> **PROBLEM DETAILS**
The data below is to be written out exactly, with no pictures.

> **RECORD EXTRACTS**
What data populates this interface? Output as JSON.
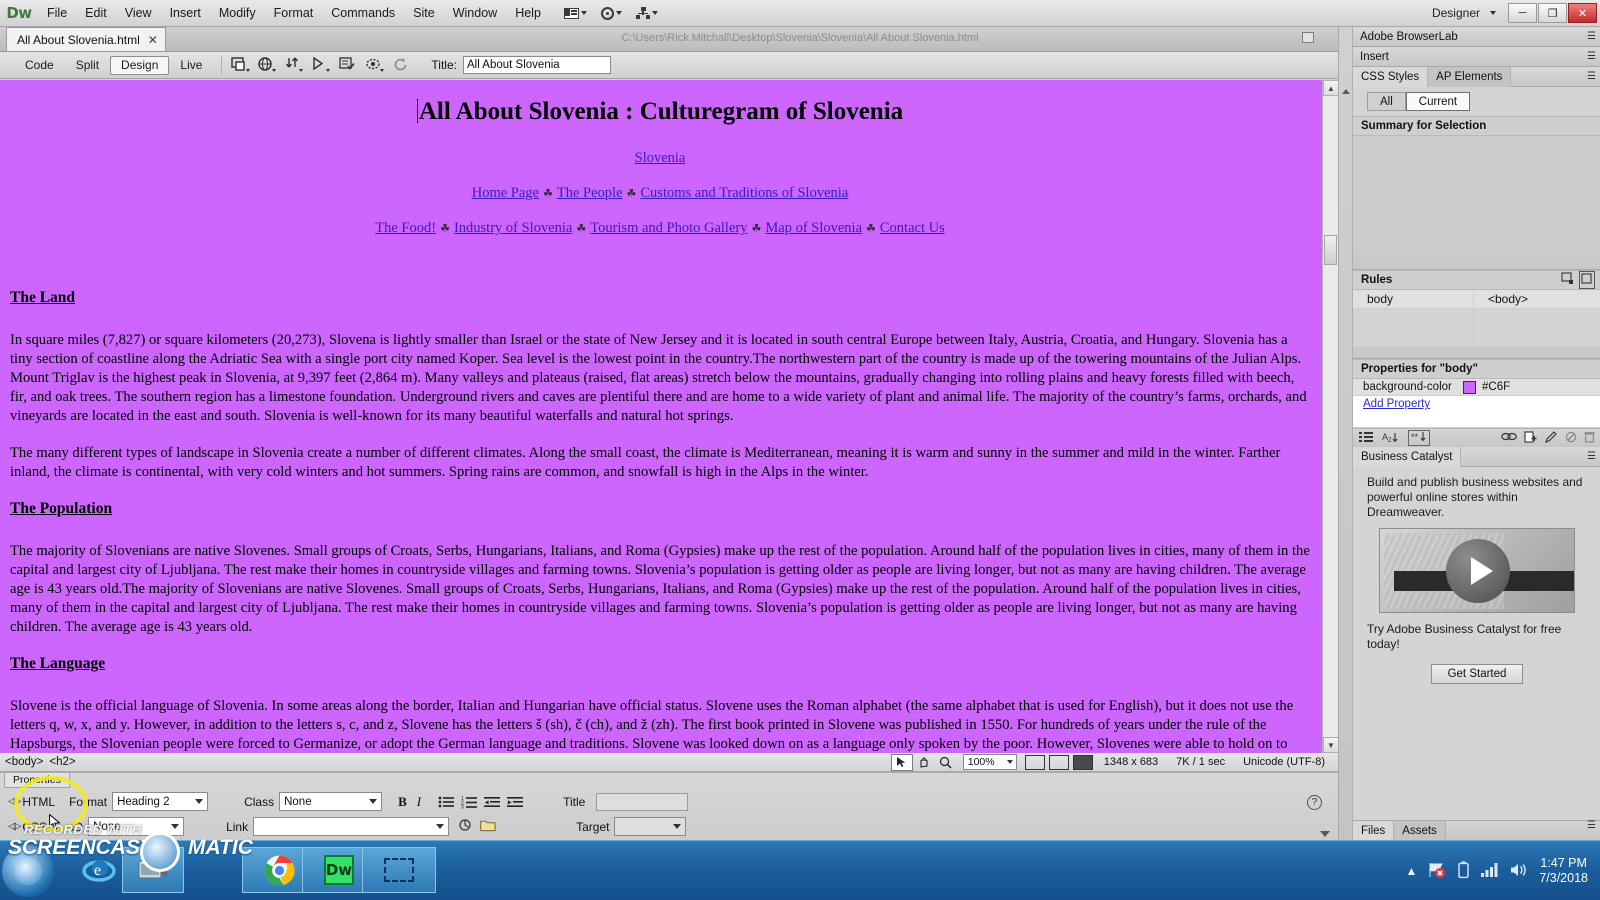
{
  "app": {
    "name": "Dw",
    "workspace": "Designer",
    "menu": [
      "File",
      "Edit",
      "View",
      "Insert",
      "Modify",
      "Format",
      "Commands",
      "Site",
      "Window",
      "Help"
    ],
    "window_controls": {
      "minimize": "─",
      "maximize": "❐",
      "close": "✕"
    }
  },
  "doctab": {
    "filename": "All About Slovenia.html",
    "close": "✕",
    "path": "C:\\Users\\Rick.Mitchall\\Desktop\\Slovenia\\Slovenia\\All About Slovenia.html"
  },
  "toolbar": {
    "views": [
      {
        "label": "Code",
        "active": false
      },
      {
        "label": "Split",
        "active": false
      },
      {
        "label": "Design",
        "active": true
      },
      {
        "label": "Live",
        "active": false
      }
    ],
    "title_label": "Title:",
    "title_value": "All About Slovenia"
  },
  "document": {
    "background_color": "#CC66FF",
    "heading": "All About Slovenia : Culturegram of Slovenia",
    "country_link": "Slovenia",
    "nav_row1": [
      "Home Page",
      "The People",
      "Customs and Traditions of Slovenia"
    ],
    "nav_row2": [
      "The Food!",
      "Industry of Slovenia",
      "Tourism and Photo Gallery",
      "Map of Slovenia",
      "Contact Us"
    ],
    "nav_separator": "☘",
    "sections": [
      {
        "heading": "The Land",
        "paragraphs": [
          "In square miles (7,827) or square kilometers (20,273), Slovena is lightly smaller than Israel or the state of New Jersey and it is located in south central Europe between Italy, Austria, Croatia, and Hungary. Slovenia has a tiny section of coastline along the Adriatic Sea with a single port city named Koper. Sea level is the lowest point in the country.The northwestern part of the country is made up of the towering mountains of the Julian Alps. Mount Triglav is the highest peak in Slovenia, at 9,397 feet (2,864 m). Many valleys and plateaus (raised, flat areas) stretch below the mountains, gradually changing into rolling plains and heavy forests filled with beech, fir, and oak trees. The southern region has a limestone foundation. Underground rivers and caves are plentiful there and are home to a wide variety of plant and animal life. The majority of the country’s farms, orchards, and vineyards are located in the east and south. Slovenia is well-known for its many beautiful waterfalls and natural hot springs.",
          "The many different types of landscape in Slovenia create a number of different climates. Along the small coast, the climate is Mediterranean, meaning it is warm and sunny in the summer and mild in the winter. Farther inland, the climate is continental, with very cold winters and hot summers. Spring rains are common, and snowfall is high in the Alps in the winter."
        ]
      },
      {
        "heading": "The Population",
        "paragraphs": [
          "The majority of Slovenians are native Slovenes. Small groups of Croats, Serbs, Hungarians, Italians, and Roma (Gypsies) make up the rest of the population. Around half of the population lives in cities, many of them in the capital and largest city of Ljubljana. The rest make their homes in countryside villages and farming towns. Slovenia’s population is getting older as people are living longer, but not as many are having children. The average age is 43 years old.The majority of Slovenians are native Slovenes. Small groups of Croats, Serbs, Hungarians, Italians, and Roma (Gypsies) make up the rest of the population. Around half of the population lives in cities, many of them in the capital and largest city of Ljubljana. The rest make their homes in countryside villages and farming towns. Slovenia’s population is getting older as people are living longer, but not as many are having children. The average age is 43 years old."
        ]
      },
      {
        "heading": "The Language",
        "paragraphs": [
          "Slovene is the official language of Slovenia. In some areas along the border, Italian and Hungarian have official status. Slovene uses the Roman alphabet (the same alphabet that is used for English), but it does not use the letters q, w, x, and y. However, in addition to the letters s, c, and z, Slovene has the letters š (sh), č (ch), and ž (zh). The first book printed in Slovene was published in 1550. For hundreds of years under the rule of the Hapsburgs, the Slovenian people were forced to Germanize, or adopt the German language and traditions. Slovene was looked down on as a language only spoken by the poor. However, Slovenes were able to hold on to their native language and culture. Today, most Slovenes are bilingual (able to speak two languages). English, German, Italian, French, Croatian, and Serbian are the most common second languages."
        ]
      }
    ]
  },
  "statusbar": {
    "tag_selector": [
      "<body>",
      "<h2>"
    ],
    "zoom": "100%",
    "window_size": "1348 x 683",
    "download": "7K / 1 sec",
    "encoding": "Unicode (UTF-8)"
  },
  "properties": {
    "panel_title": "Properties",
    "html_button": "HTML",
    "css_button": "CSS",
    "format_label": "Format",
    "format_value": "Heading 2",
    "class_label": "Class",
    "class_value": "None",
    "id_label": "ID",
    "id_value": "None",
    "link_label": "Link",
    "link_value": "",
    "title_label": "Title",
    "title_value": "",
    "target_label": "Target",
    "target_value": "",
    "bold": "B",
    "italic": "I"
  },
  "dock": {
    "browserlab_title": "Adobe BrowserLab",
    "insert_title": "Insert",
    "css_tabs": [
      {
        "label": "CSS Styles",
        "active": true
      },
      {
        "label": "AP Elements",
        "active": false
      }
    ],
    "segments": [
      {
        "label": "All",
        "active": false
      },
      {
        "label": "Current",
        "active": true
      }
    ],
    "summary_title": "Summary for Selection",
    "rules_title": "Rules",
    "rules": [
      {
        "selector": "body",
        "applies": "<body>"
      }
    ],
    "properties_title": "Properties for \"body\"",
    "property_rows": [
      {
        "name": "background-color",
        "value": "#C6F",
        "swatch": "#CC66FF"
      }
    ],
    "add_property": "Add Property",
    "bc_tab": "Business Catalyst",
    "bc_text": "Build and publish business websites and powerful online stores within Dreamweaver.",
    "bc_cta": "Try Adobe Business Catalyst for free today!",
    "bc_button": "Get Started",
    "bottom_tabs": [
      {
        "label": "Files",
        "active": true
      },
      {
        "label": "Assets",
        "active": false
      }
    ]
  },
  "taskbar": {
    "watermark_top": "RECORDED WITH",
    "watermark_main": "SCREENCAST",
    "watermark_main2": "MATIC",
    "clock_time": "1:47 PM",
    "clock_date": "7/3/2018",
    "apps": [
      "ie-icon",
      "screencast-icon",
      "chrome-icon",
      "dreamweaver-icon",
      "snip-icon"
    ]
  }
}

> **TASK RESULT**
What data populates this interface? Output as JSON.
{
  "app": {
    "name": "Dw",
    "workspace": "Designer",
    "menu": [
      "File",
      "Edit",
      "View",
      "Insert",
      "Modify",
      "Format",
      "Commands",
      "Site",
      "Window",
      "Help"
    ],
    "window_controls": {
      "minimize": "─",
      "maximize": "❐",
      "close": "✕"
    }
  },
  "doctab": {
    "filename": "All About Slovenia.html",
    "close": "✕",
    "path": "C:\\Users\\Rick.Mitchall\\Desktop\\Slovenia\\Slovenia\\All About Slovenia.html"
  },
  "toolbar": {
    "views": [
      {
        "label": "Code",
        "active": false
      },
      {
        "label": "Split",
        "active": false
      },
      {
        "label": "Design",
        "active": true
      },
      {
        "label": "Live",
        "active": false
      }
    ],
    "title_label": "Title:",
    "title_value": "All About Slovenia"
  },
  "document": {
    "background_color": "#CC66FF",
    "heading": "All About Slovenia : Culturegram of Slovenia",
    "country_link": "Slovenia",
    "nav_row1": [
      "Home Page",
      "The People",
      "Customs and Traditions of Slovenia"
    ],
    "nav_row2": [
      "The Food!",
      "Industry of Slovenia",
      "Tourism and Photo Gallery",
      "Map of Slovenia",
      "Contact Us"
    ],
    "nav_separator": "☘",
    "sections": [
      {
        "heading": "The Land",
        "paragraphs": [
          "In square miles (7,827) or square kilometers (20,273), Slovena is lightly smaller than Israel or the state of New Jersey and it is located in south central Europe between Italy, Austria, Croatia, and Hungary. Slovenia has a tiny section of coastline along the Adriatic Sea with a single port city named Koper. Sea level is the lowest point in the country.The northwestern part of the country is made up of the towering mountains of the Julian Alps. Mount Triglav is the highest peak in Slovenia, at 9,397 feet (2,864 m). Many valleys and plateaus (raised, flat areas) stretch below the mountains, gradually changing into rolling plains and heavy forests filled with beech, fir, and oak trees. The southern region has a limestone foundation. Underground rivers and caves are plentiful there and are home to a wide variety of plant and animal life. The majority of the country’s farms, orchards, and vineyards are located in the east and south. Slovenia is well-known for its many beautiful waterfalls and natural hot springs.",
          "The many different types of landscape in Slovenia create a number of different climates. Along the small coast, the climate is Mediterranean, meaning it is warm and sunny in the summer and mild in the winter. Farther inland, the climate is continental, with very cold winters and hot summers. Spring rains are common, and snowfall is high in the Alps in the winter."
        ]
      },
      {
        "heading": "The Population",
        "paragraphs": [
          "The majority of Slovenians are native Slovenes. Small groups of Croats, Serbs, Hungarians, Italians, and Roma (Gypsies) make up the rest of the population. Around half of the population lives in cities, many of them in the capital and largest city of Ljubljana. The rest make their homes in countryside villages and farming towns. Slovenia’s population is getting older as people are living longer, but not as many are having children. The average age is 43 years old.The majority of Slovenians are native Slovenes. Small groups of Croats, Serbs, Hungarians, Italians, and Roma (Gypsies) make up the rest of the population. Around half of the population lives in cities, many of them in the capital and largest city of Ljubljana. The rest make their homes in countryside villages and farming towns. Slovenia’s population is getting older as people are living longer, but not as many are having children. The average age is 43 years old."
        ]
      },
      {
        "heading": "The Language",
        "paragraphs": [
          "Slovene is the official language of Slovenia. In some areas along the border, Italian and Hungarian have official status. Slovene uses the Roman alphabet (the same alphabet that is used for English), but it does not use the letters q, w, x, and y. However, in addition to the letters s, c, and z, Slovene has the letters š (sh), č (ch), and ž (zh). The first book printed in Slovene was published in 1550. For hundreds of years under the rule of the Hapsburgs, the Slovenian people were forced to Germanize, or adopt the German language and traditions. Slovene was looked down on as a language only spoken by the poor. However, Slovenes were able to hold on to their native language and culture. Today, most Slovenes are bilingual (able to speak two languages). English, German, Italian, French, Croatian, and Serbian are the most common second languages."
        ]
      }
    ]
  },
  "statusbar": {
    "tag_selector": [
      "<body>",
      "<h2>"
    ],
    "zoom": "100%",
    "window_size": "1348 x 683",
    "download": "7K / 1 sec",
    "encoding": "Unicode (UTF-8)"
  },
  "properties": {
    "panel_title": "Properties",
    "html_button": "HTML",
    "css_button": "CSS",
    "format_label": "Format",
    "format_value": "Heading 2",
    "class_label": "Class",
    "class_value": "None",
    "id_label": "ID",
    "id_value": "None",
    "link_label": "Link",
    "link_value": "",
    "title_label": "Title",
    "title_value": "",
    "target_label": "Target",
    "target_value": "",
    "bold": "B",
    "italic": "I"
  },
  "dock": {
    "browserlab_title": "Adobe BrowserLab",
    "insert_title": "Insert",
    "css_tabs": [
      {
        "label": "CSS Styles",
        "active": true
      },
      {
        "label": "AP Elements",
        "active": false
      }
    ],
    "segments": [
      {
        "label": "All",
        "active": false
      },
      {
        "label": "Current",
        "active": true
      }
    ],
    "summary_title": "Summary for Selection",
    "rules_title": "Rules",
    "rules": [
      {
        "selector": "body",
        "applies": "<body>"
      }
    ],
    "properties_title": "Properties for \"body\"",
    "property_rows": [
      {
        "name": "background-color",
        "value": "#C6F",
        "swatch": "#CC66FF"
      }
    ],
    "add_property": "Add Property",
    "bc_tab": "Business Catalyst",
    "bc_text": "Build and publish business websites and powerful online stores within Dreamweaver.",
    "bc_cta": "Try Adobe Business Catalyst for free today!",
    "bc_button": "Get Started",
    "bottom_tabs": [
      {
        "label": "Files",
        "active": true
      },
      {
        "label": "Assets",
        "active": false
      }
    ]
  },
  "taskbar": {
    "watermark_top": "RECORDED WITH",
    "watermark_main": "SCREENCAST",
    "watermark_main2": "MATIC",
    "clock_time": "1:47 PM",
    "clock_date": "7/3/2018",
    "apps": [
      "ie-icon",
      "screencast-icon",
      "chrome-icon",
      "dreamweaver-icon",
      "snip-icon"
    ]
  }
}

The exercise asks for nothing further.